• **Data supplied**:
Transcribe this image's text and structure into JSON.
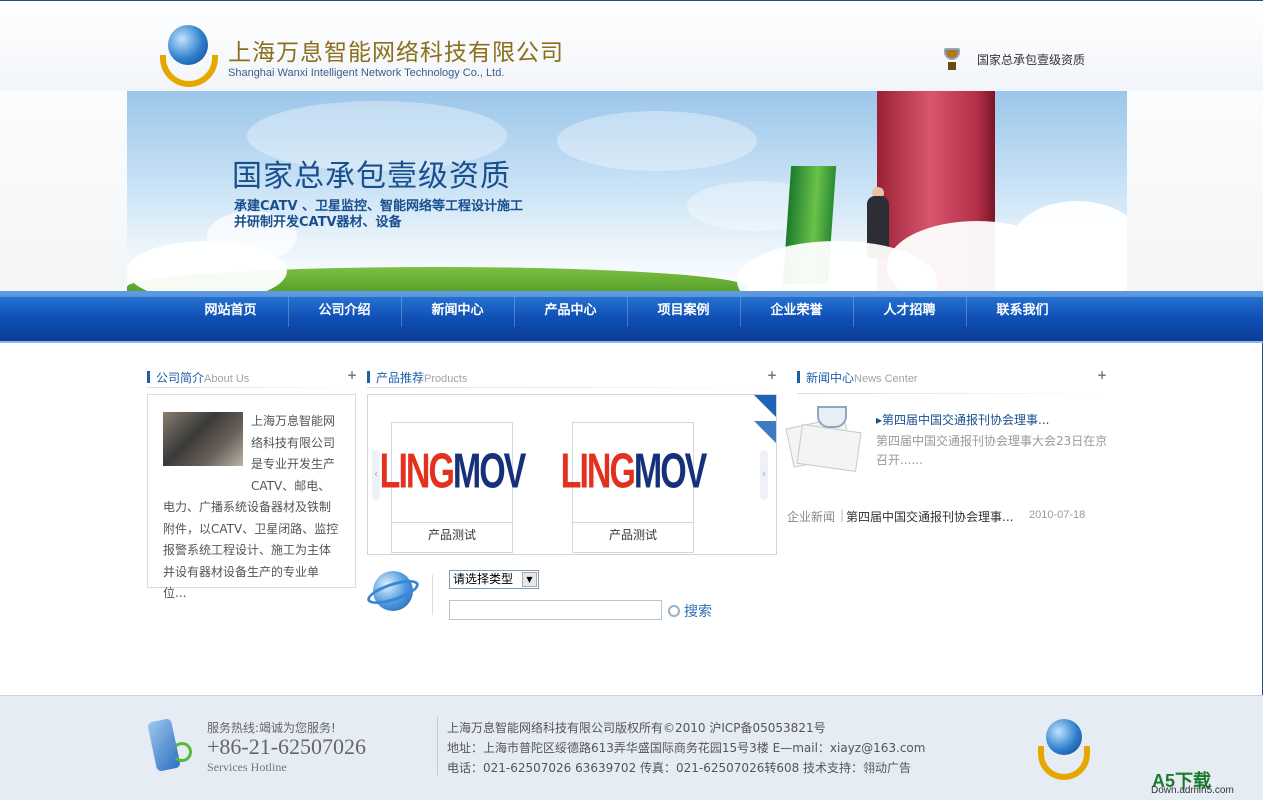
{
  "header": {
    "company_cn": "上海万息智能网络科技有限公司",
    "company_en": "Shanghai Wanxi Intelligent Network Technology Co., Ltd.",
    "qualification": "国家总承包壹级资质"
  },
  "banner": {
    "title": "国家总承包壹级资质",
    "line1": "承建CATV 、卫星监控、智能网络等工程设计施工",
    "line2": "并研制开发CATV器材、设备"
  },
  "nav": {
    "items": [
      "网站首页",
      "公司介绍",
      "新闻中心",
      "产品中心",
      "项目案例",
      "企业荣誉",
      "人才招聘",
      "联系我们"
    ]
  },
  "about": {
    "title_cn": "公司简介",
    "title_en": "About Us",
    "more": "+",
    "text": "上海万息智能网络科技有限公司是专业开发生产CATV、邮电、电力、广播系统设备器材及铁制附件，以CATV、卫星闭路、监控报警系统工程设计、施工为主体并设有器材设备生产的专业单位..."
  },
  "products": {
    "title_cn": "产品推荐",
    "title_en": "Products",
    "more": "+",
    "items": [
      {
        "logo_red": "LING",
        "logo_blue": "MOV",
        "name": "产品测试"
      },
      {
        "logo_red": "LING",
        "logo_blue": "MOV",
        "name": "产品测试"
      }
    ]
  },
  "search": {
    "select_value": "请选择类型",
    "input_value": "",
    "button_label": "搜索"
  },
  "news": {
    "title_cn": "新闻中心",
    "title_en": "News Center",
    "more": "+",
    "headline": "第四届中国交通报刊协会理事...",
    "summary": "第四届中国交通报刊协会理事大会23日在京召开......",
    "list": [
      {
        "category": "企业新闻",
        "title": "第四届中国交通报刊协会理事...",
        "date": "2010-07-18"
      }
    ]
  },
  "footer": {
    "hotline_label": "服务热线:竭诚为您服务!",
    "hotline_number": "+86-21-62507026",
    "hotline_en": "Services Hotline",
    "copyright": "上海万息智能网络科技有限公司版权所有©2010 沪ICP备05053821号",
    "address": "地址：上海市普陀区绥德路613弄华盛国际商务花园15号3楼 E—mail：xiayz@163.com",
    "phone": "电话：021-62507026 63639702   传真：021-62507026转608    技术支持：翎动广告"
  },
  "watermark": {
    "main": "A5下载",
    "sub": "Down.admin5.com"
  },
  "colors": {
    "nav_blue": "#0f4fb4",
    "brand_blue": "#1d5fa8",
    "logo_gold": "#e6a800",
    "footer_bg": "#e6ecf3"
  }
}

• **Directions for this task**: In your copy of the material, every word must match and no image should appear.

• **Task answer**:
Transcribe this image's text and structure into JSON.
{
  "header": {
    "company_cn": "上海万息智能网络科技有限公司",
    "company_en": "Shanghai Wanxi Intelligent Network Technology Co., Ltd.",
    "qualification": "国家总承包壹级资质"
  },
  "banner": {
    "title": "国家总承包壹级资质",
    "line1": "承建CATV 、卫星监控、智能网络等工程设计施工",
    "line2": "并研制开发CATV器材、设备"
  },
  "nav": {
    "items": [
      "网站首页",
      "公司介绍",
      "新闻中心",
      "产品中心",
      "项目案例",
      "企业荣誉",
      "人才招聘",
      "联系我们"
    ]
  },
  "about": {
    "title_cn": "公司简介",
    "title_en": "About Us",
    "more": "+",
    "text": "上海万息智能网络科技有限公司是专业开发生产CATV、邮电、电力、广播系统设备器材及铁制附件，以CATV、卫星闭路、监控报警系统工程设计、施工为主体并设有器材设备生产的专业单位..."
  },
  "products": {
    "title_cn": "产品推荐",
    "title_en": "Products",
    "more": "+",
    "items": [
      {
        "logo_red": "LING",
        "logo_blue": "MOV",
        "name": "产品测试"
      },
      {
        "logo_red": "LING",
        "logo_blue": "MOV",
        "name": "产品测试"
      }
    ]
  },
  "search": {
    "select_value": "请选择类型",
    "input_value": "",
    "button_label": "搜索"
  },
  "news": {
    "title_cn": "新闻中心",
    "title_en": "News Center",
    "more": "+",
    "headline": "第四届中国交通报刊协会理事...",
    "summary": "第四届中国交通报刊协会理事大会23日在京召开......",
    "list": [
      {
        "category": "企业新闻",
        "title": "第四届中国交通报刊协会理事...",
        "date": "2010-07-18"
      }
    ]
  },
  "footer": {
    "hotline_label": "服务热线:竭诚为您服务!",
    "hotline_number": "+86-21-62507026",
    "hotline_en": "Services Hotline",
    "copyright": "上海万息智能网络科技有限公司版权所有©2010 沪ICP备05053821号",
    "address": "地址：上海市普陀区绥德路613弄华盛国际商务花园15号3楼 E—mail：xiayz@163.com",
    "phone": "电话：021-62507026 63639702   传真：021-62507026转608    技术支持：翎动广告"
  },
  "watermark": {
    "main": "A5下载",
    "sub": "Down.admin5.com"
  },
  "colors": {
    "nav_blue": "#0f4fb4",
    "brand_blue": "#1d5fa8",
    "logo_gold": "#e6a800",
    "footer_bg": "#e6ecf3"
  }
}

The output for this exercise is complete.